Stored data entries

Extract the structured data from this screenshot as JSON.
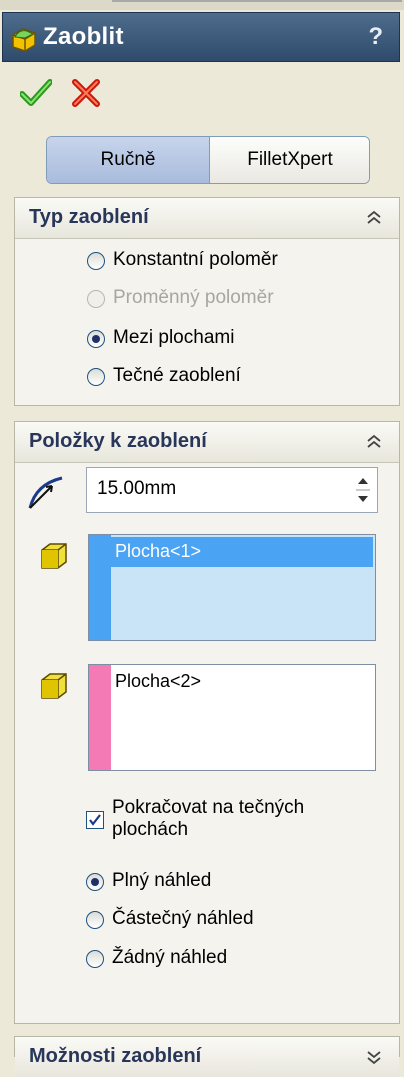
{
  "window": {
    "title": "Zaoblit",
    "help_label": "?"
  },
  "actions": {
    "ok": "ok-check",
    "cancel": "cancel-x"
  },
  "mode_toggle": {
    "manual": "Ručně",
    "expert": "FilletXpert"
  },
  "fillet_type": {
    "title": "Typ zaoblení",
    "options": [
      "Konstantní poloměr",
      "Proměnný poloměr",
      "Mezi plochami",
      "Tečné zaoblení"
    ],
    "selected_index": 2,
    "disabled_index": 1
  },
  "fillet_items": {
    "title": "Položky k zaoblení",
    "radius_value": "15.00mm",
    "face_set_1": [
      "Plocha<1>"
    ],
    "face_set_2": [
      "Plocha<2>"
    ],
    "tangent_propagation": {
      "label": "Pokračovat na tečných plochách",
      "checked": true
    },
    "preview_options": [
      "Plný náhled",
      "Částečný náhled",
      "Žádný náhled"
    ],
    "preview_selected_index": 0
  },
  "fillet_options": {
    "title": "Možnosti zaoblení"
  },
  "colors": {
    "face_set_1": "#4aa3f3",
    "face_set_2": "#f37ab4",
    "title_bar": "#3b5a7c"
  }
}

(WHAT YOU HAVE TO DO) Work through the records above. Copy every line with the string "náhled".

(SOLUTION FOR THIS PROBLEM)
      "Plný náhled",
      "Částečný náhled",
      "Žádný náhled"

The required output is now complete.